[INPUT DATA Boundary: Start]

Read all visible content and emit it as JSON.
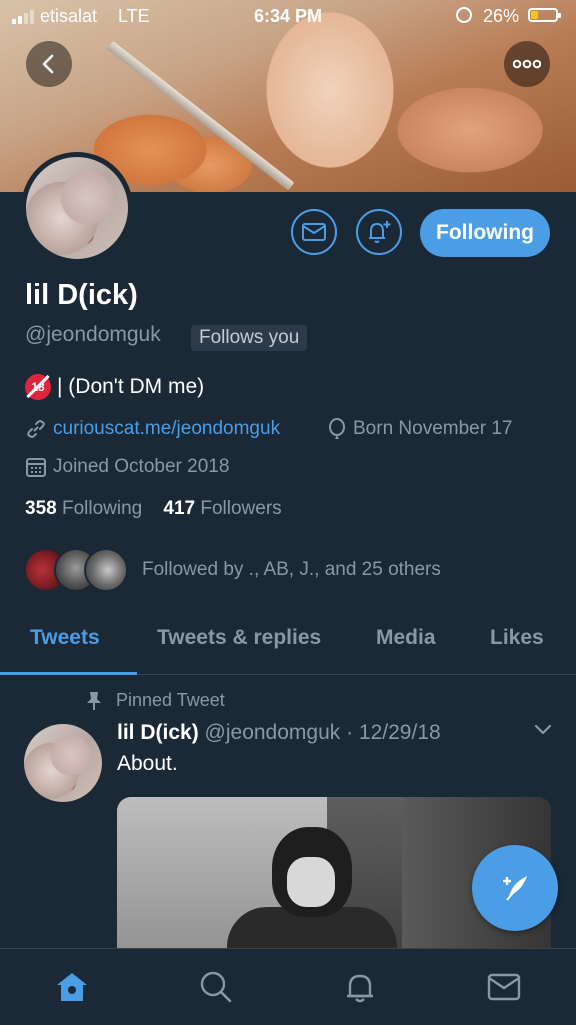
{
  "status_bar": {
    "carrier": "etisalat",
    "network": "LTE",
    "time": "6:34 PM",
    "battery": "26%"
  },
  "profile": {
    "name": "lil D(ick)",
    "handle": "@jeondomguk",
    "follows_you": "Follows you",
    "bio": "| (Don't DM me)",
    "bio_badge": "18",
    "link": "curiouscat.me/jeondomguk",
    "birthday": "Born November 17",
    "joined": "Joined October 2018",
    "following_count": "358",
    "following_label": "Following",
    "followers_count": "417",
    "followers_label": "Followers",
    "followed_by": "Followed by ., AB, J., and 25 others",
    "follow_button": "Following"
  },
  "tabs": [
    {
      "label": "Tweets",
      "active": true
    },
    {
      "label": "Tweets & replies",
      "active": false
    },
    {
      "label": "Media",
      "active": false
    },
    {
      "label": "Likes",
      "active": false
    }
  ],
  "pinned_tweet": {
    "pinned_label": "Pinned Tweet",
    "author": "lil D(ick)",
    "handle": "@jeondomguk",
    "date": "· 12/29/18",
    "text": "About."
  },
  "colors": {
    "background": "#1b2836",
    "accent": "#4b9ee6",
    "muted": "#8899a6"
  },
  "icons": {
    "back": "back-arrow-icon",
    "more": "more-icon",
    "message": "envelope-icon",
    "notify": "bell-plus-icon",
    "link": "link-icon",
    "birthday": "balloon-icon",
    "joined": "calendar-icon",
    "pin": "pin-icon",
    "compose": "compose-icon",
    "home": "home-icon",
    "search": "search-icon",
    "notifications": "bell-icon",
    "messages": "mail-icon"
  }
}
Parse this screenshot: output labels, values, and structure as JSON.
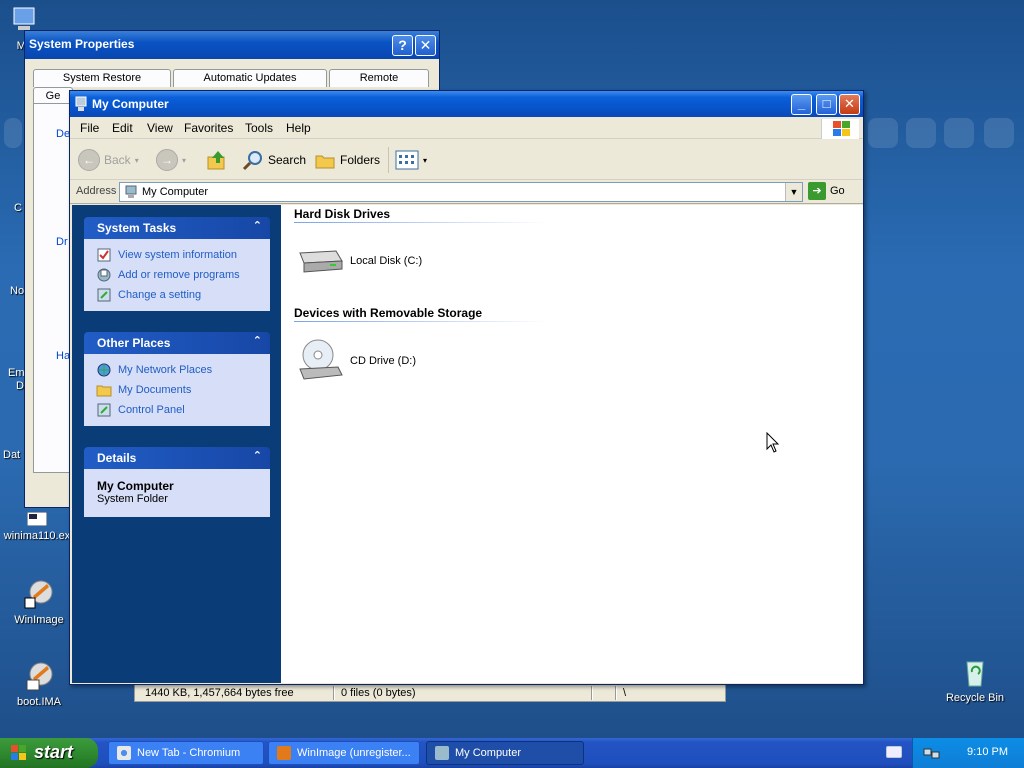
{
  "desktop": {
    "icons": {
      "my_computer": "My",
      "winima_exe": "winima110.ex",
      "winimage": "WinImage",
      "boot_ima": "boot.IMA",
      "recycle_bin": "Recycle Bin"
    },
    "edge_labels": {
      "c": "C",
      "no": "No",
      "em": "Em",
      "d": "D",
      "dat": "Dat"
    }
  },
  "system_properties": {
    "title": "System Properties",
    "tabs": [
      "System Restore",
      "Automatic Updates",
      "Remote"
    ],
    "lower_tab": "Ge",
    "fragments": [
      "De",
      "Dr",
      "Ha"
    ]
  },
  "winimage_status": {
    "free": "1440 KB, 1,457,664 bytes free",
    "files": "0 files (0 bytes)",
    "path": "\\"
  },
  "window": {
    "title": "My Computer",
    "menu": [
      "File",
      "Edit",
      "View",
      "Favorites",
      "Tools",
      "Help"
    ],
    "toolbar": {
      "back": "Back",
      "search": "Search",
      "folders": "Folders"
    },
    "address": {
      "label": "Address",
      "value": "My Computer",
      "go": "Go"
    }
  },
  "task_pane": {
    "system_tasks": {
      "title": "System Tasks",
      "items": [
        "View system information",
        "Add or remove programs",
        "Change a setting"
      ]
    },
    "other_places": {
      "title": "Other Places",
      "items": [
        "My Network Places",
        "My Documents",
        "Control Panel"
      ]
    },
    "details": {
      "title": "Details",
      "name": "My Computer",
      "type": "System Folder"
    }
  },
  "content": {
    "hard_disks": {
      "title": "Hard Disk Drives",
      "items": [
        "Local Disk (C:)"
      ]
    },
    "removable": {
      "title": "Devices with Removable Storage",
      "items": [
        "CD Drive (D:)"
      ]
    }
  },
  "taskbar": {
    "start": "start",
    "buttons": [
      "New Tab - Chromium",
      "WinImage (unregister...",
      "My Computer"
    ],
    "time": "9:10 PM"
  },
  "colors": {
    "title_blue": "#0a5fd9",
    "task_pane_blue": "#0a3c78",
    "link_blue": "#215dc6",
    "start_green": "#2f8a2f"
  }
}
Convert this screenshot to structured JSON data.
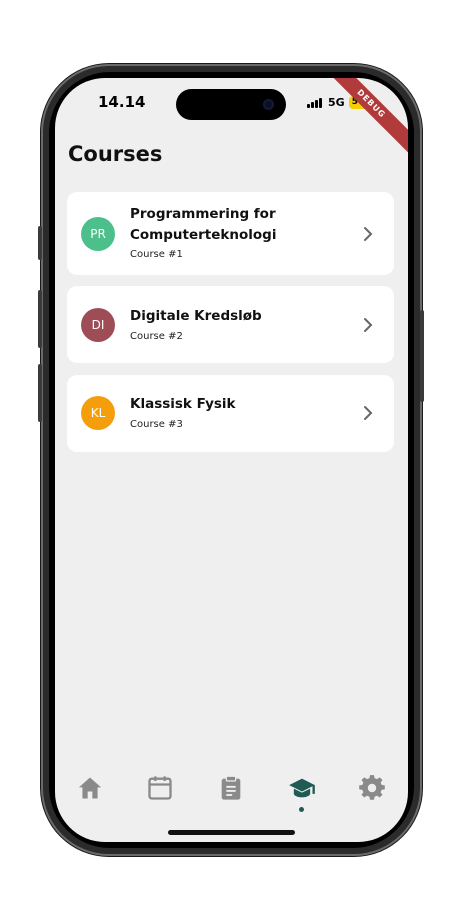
{
  "status_bar": {
    "time": "14.14",
    "network": "5G",
    "battery": "50"
  },
  "debug_banner": "DEBUG",
  "page": {
    "title": "Courses"
  },
  "courses": [
    {
      "initials": "PR",
      "title": "Programmering for Computerteknologi",
      "subtitle": "Course #1",
      "color": "#4cbf8a"
    },
    {
      "initials": "DI",
      "title": "Digitale Kredsløb",
      "subtitle": "Course #2",
      "color": "#9e4d57"
    },
    {
      "initials": "KL",
      "title": "Klassisk Fysik",
      "subtitle": "Course #3",
      "color": "#f59e0b"
    }
  ],
  "nav": {
    "items": [
      "home-icon",
      "calendar-icon",
      "clipboard-icon",
      "graduation-cap-icon",
      "gear-icon"
    ],
    "active_index": 3,
    "active_color": "#1f5a54",
    "inactive_color": "#8a8a8a"
  }
}
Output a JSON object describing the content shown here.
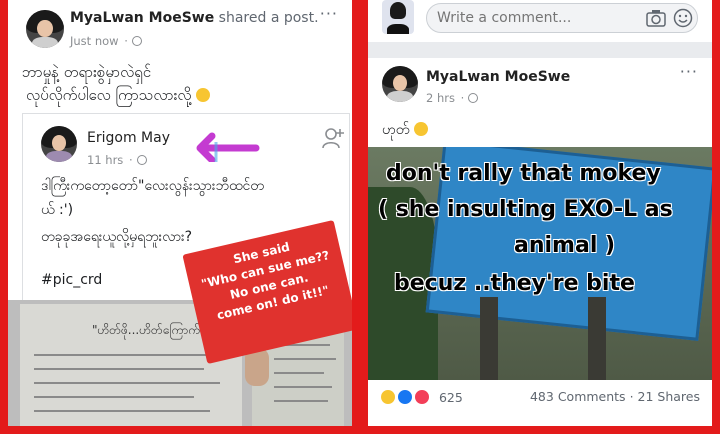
{
  "left_post": {
    "author": "MyaLwan MoeSwe",
    "action": "shared a post.",
    "time": "Just now",
    "text_line1": "ဘာမှုနဲ့ တရားစွဲမှာလဲရှင်",
    "text_line2": "လုပ်လိုက်ပါလေ ကြာသလားလို့",
    "shared": {
      "author": "Erigom May",
      "time": "11 hrs",
      "text_line1": "ဒါကြီးကတော့တော်\"လေးလွန်းသွားဘီထင်တ",
      "text_line2": "ယ် :')",
      "text_line3": "တခုခုအရေးယူလို့မှရဘူးလား?",
      "hashtag": "#pic_crd"
    },
    "photo_caption": "\"ဟိတ်ဖို...ဟိတ်ကြောက်\"",
    "annotation_line1": "She said",
    "annotation_line2": "\"Who can sue me??",
    "annotation_line3": "No one can.",
    "annotation_line4": "come on! do it!!\""
  },
  "right_post": {
    "comment_placeholder": "Write a comment...",
    "author": "MyaLwan MoeSwe",
    "time": "2 hrs",
    "text": "ဟုတ်",
    "meme_line1": "don't rally that mokey",
    "meme_line2": "( she insulting EXO-L as",
    "meme_line3": "animal )",
    "meme_line4": "becuz ..they're bite",
    "reaction_count": "625",
    "comments": "483 Comments",
    "shares": "21 Shares"
  },
  "colors": {
    "frame": "#e31b1b",
    "annotation_box": "#e0322e",
    "arrow": "#c43bd1",
    "sign": "#2f86c6"
  },
  "icons": [
    "globe-icon",
    "more-options-icon",
    "add-friend-icon",
    "camera-icon",
    "sticker-icon",
    "haha-reaction-icon",
    "like-reaction-icon",
    "love-reaction-icon"
  ]
}
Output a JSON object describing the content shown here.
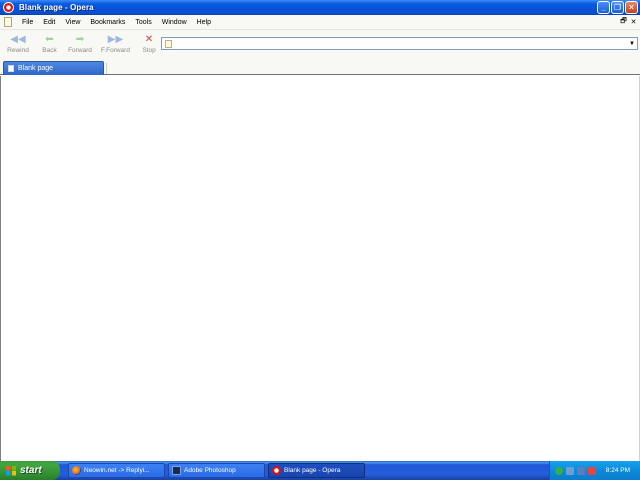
{
  "window": {
    "title": "Blank page - Opera",
    "buttons": {
      "minimize": "_",
      "maximize": "❐",
      "close": "✕"
    }
  },
  "menubar": {
    "items": [
      "File",
      "Edit",
      "View",
      "Bookmarks",
      "Tools",
      "Window",
      "Help"
    ],
    "mdi_restore": "🗗",
    "mdi_close": "✕"
  },
  "toolbar": {
    "buttons": [
      {
        "label": "Rewind",
        "icon": "rewind-icon"
      },
      {
        "label": "Back",
        "icon": "back-icon"
      },
      {
        "label": "Forward",
        "icon": "forward-icon"
      },
      {
        "label": "F.Forward",
        "icon": "fast-forward-icon"
      },
      {
        "label": "Stop",
        "icon": "stop-icon"
      }
    ],
    "address": {
      "value": "",
      "placeholder": ""
    }
  },
  "tabs": [
    {
      "label": "Blank page",
      "active": true
    }
  ],
  "taskbar": {
    "start_label": "start",
    "tasks": [
      {
        "label": "Neowin.net -> Replyi...",
        "icon": "firefox-icon"
      },
      {
        "label": "Adobe Photoshop",
        "icon": "photoshop-icon"
      },
      {
        "label": "Blank page - Opera",
        "icon": "opera-icon",
        "active": true
      }
    ],
    "clock": "8:24 PM"
  },
  "colors": {
    "titlebar": "#0652d8",
    "taskbar": "#245edb",
    "start_button": "#3c9b3c",
    "active_tab": "#2d66c9"
  }
}
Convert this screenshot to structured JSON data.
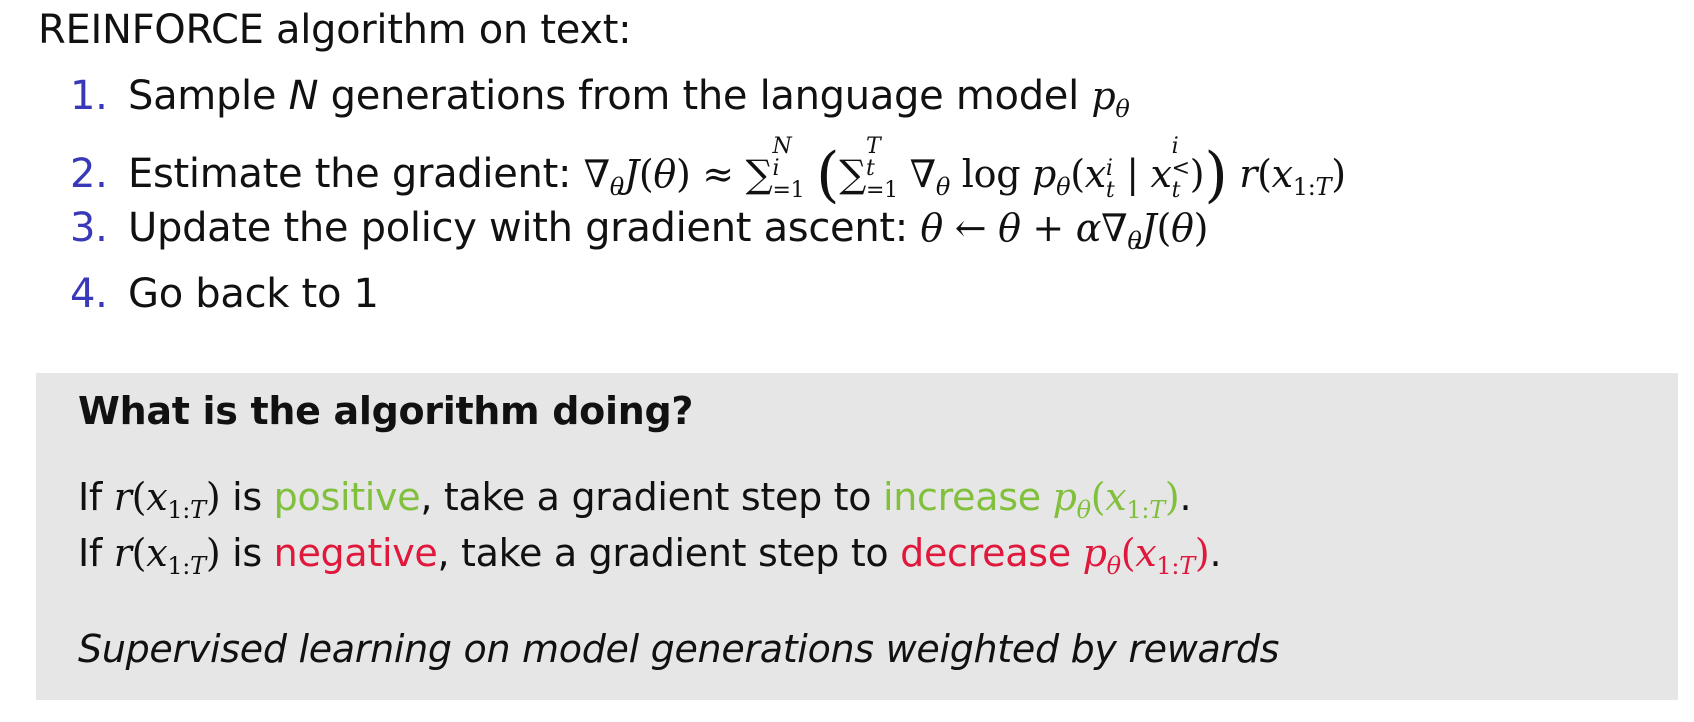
{
  "heading": "REINFORCE algorithm on text:",
  "steps": [
    {
      "num": "1.",
      "text": "Sample",
      "N": "N",
      "text2": "generations from the language model",
      "p": "p",
      "theta": "θ"
    },
    {
      "num": "2.",
      "text": "Estimate the gradient:"
    },
    {
      "num": "3.",
      "text": "Update the policy with gradient ascent:"
    },
    {
      "num": "4.",
      "text": "Go back to 1"
    }
  ],
  "box": {
    "title": "What is the algorithm doing?",
    "if_word": "If",
    "is_word": "is",
    "positive": "positive",
    "negative": "negative",
    "take_step": ", take a gradient step to",
    "increase": "increase",
    "decrease": "decrease",
    "note": "Supervised learning on model generations weighted by rewards"
  },
  "colors": {
    "number": "#3838b8",
    "positive": "#80c03c",
    "negative": "#e0183c",
    "box_bg": "#e6e6e6"
  }
}
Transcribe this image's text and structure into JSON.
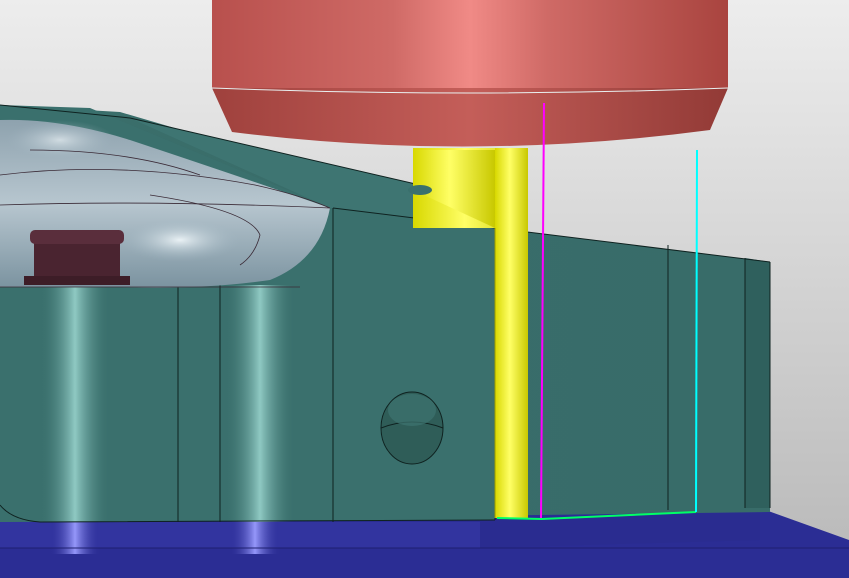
{
  "viewport": {
    "background": {
      "top": "#ececec",
      "bottom": "#b9b9b9"
    }
  },
  "scene": {
    "spindle": {
      "color": "#c9625d",
      "highlight": "#f08a86"
    },
    "tool": {
      "color": "#e4e400",
      "highlight": "#ffff55"
    },
    "fixture_block": {
      "color": "#3b716e",
      "highlight": "#a8e8e0"
    },
    "part_top_surface": {
      "color": "#7e97a4",
      "highlight": "#d7e3ea"
    },
    "base_plate": {
      "color": "#2c2e96",
      "highlight": "#8a8cff"
    },
    "clamp_nut": {
      "color": "#4a2430"
    },
    "side_hole": {
      "color": "#2f5d58"
    },
    "toolpath_lead": {
      "color": "#ff00ff"
    },
    "toolpath_cut": {
      "color": "#00ff66"
    },
    "toolpath_retract": {
      "color": "#00ffff"
    }
  }
}
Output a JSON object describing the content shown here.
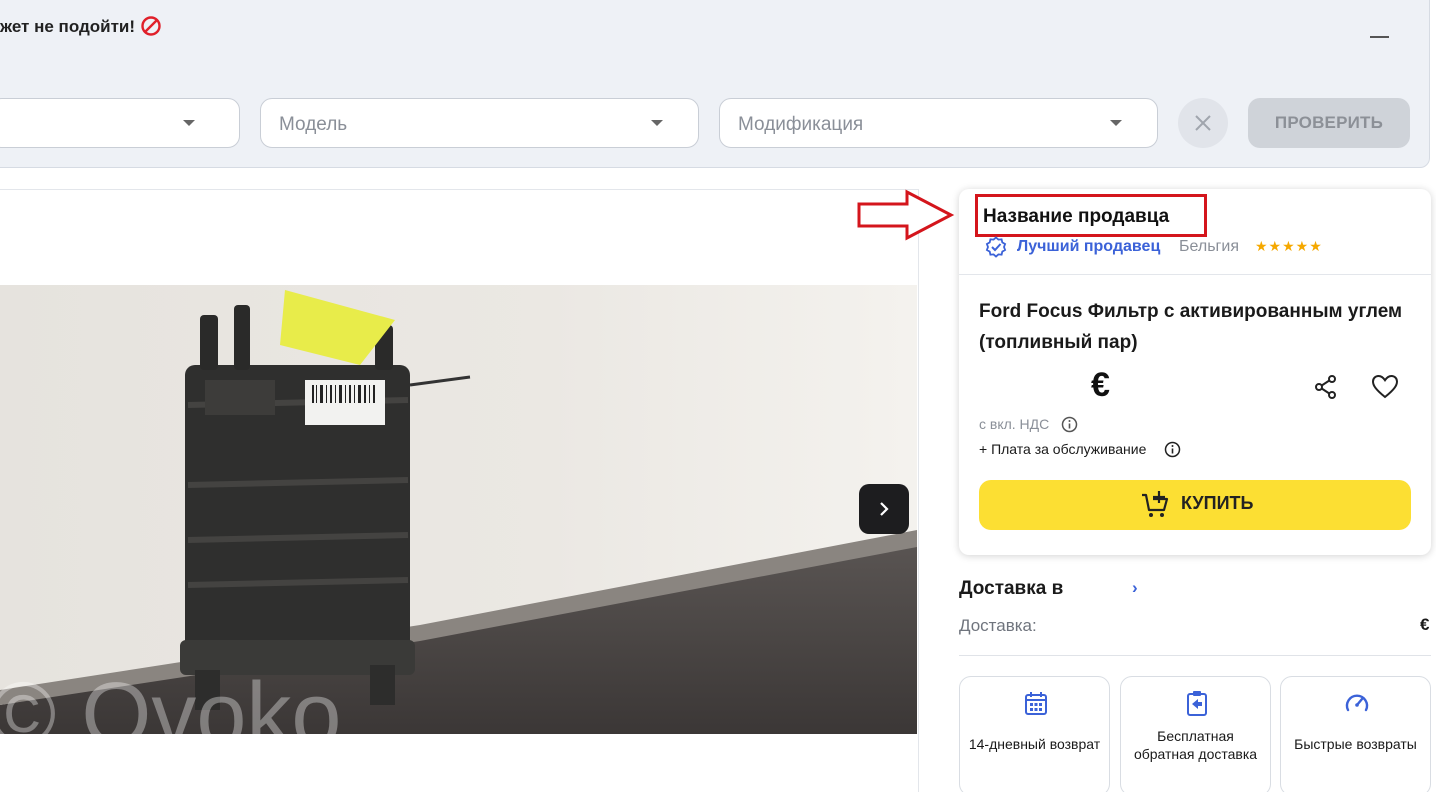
{
  "checker": {
    "warning_text": "жет не подойти!",
    "make_placeholder": "",
    "model_placeholder": "Модель",
    "modification_placeholder": "Модификация",
    "check_button": "ПРОВЕРИТЬ"
  },
  "seller": {
    "name": "Название продавца",
    "badge": "Лучший продавец",
    "country": "Бельгия",
    "rating_stars": "★★★★★",
    "rating": 5
  },
  "product": {
    "title": "Ford Focus Фильтр с активированным углем (топливный пар)",
    "price_currency": "€",
    "vat_note": "с вкл. НДС",
    "service_fee": "+ Плата за обслуживание",
    "buy_button": "КУПИТЬ",
    "photo_watermark": "© Ovoko"
  },
  "delivery": {
    "title": "Доставка в",
    "chevron": "›",
    "label": "Доставка:",
    "price": "€"
  },
  "features": [
    {
      "icon": "calendar-icon",
      "text": "14-дневный возврат"
    },
    {
      "icon": "return-box-icon",
      "text": "Бесплатная обратная доставка"
    },
    {
      "icon": "speedometer-icon",
      "text": "Быстрые возвраты"
    }
  ],
  "colors": {
    "accent_blue": "#3b62d8",
    "buy_yellow": "#fcdf33",
    "annotation_red": "#d4151c",
    "star_gold": "#f5a800"
  }
}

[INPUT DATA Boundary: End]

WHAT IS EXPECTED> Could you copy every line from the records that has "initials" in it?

EXERCISE RESPONSE>
      "initials": "PR",
      "initials": "DI",
      "initials": "KL",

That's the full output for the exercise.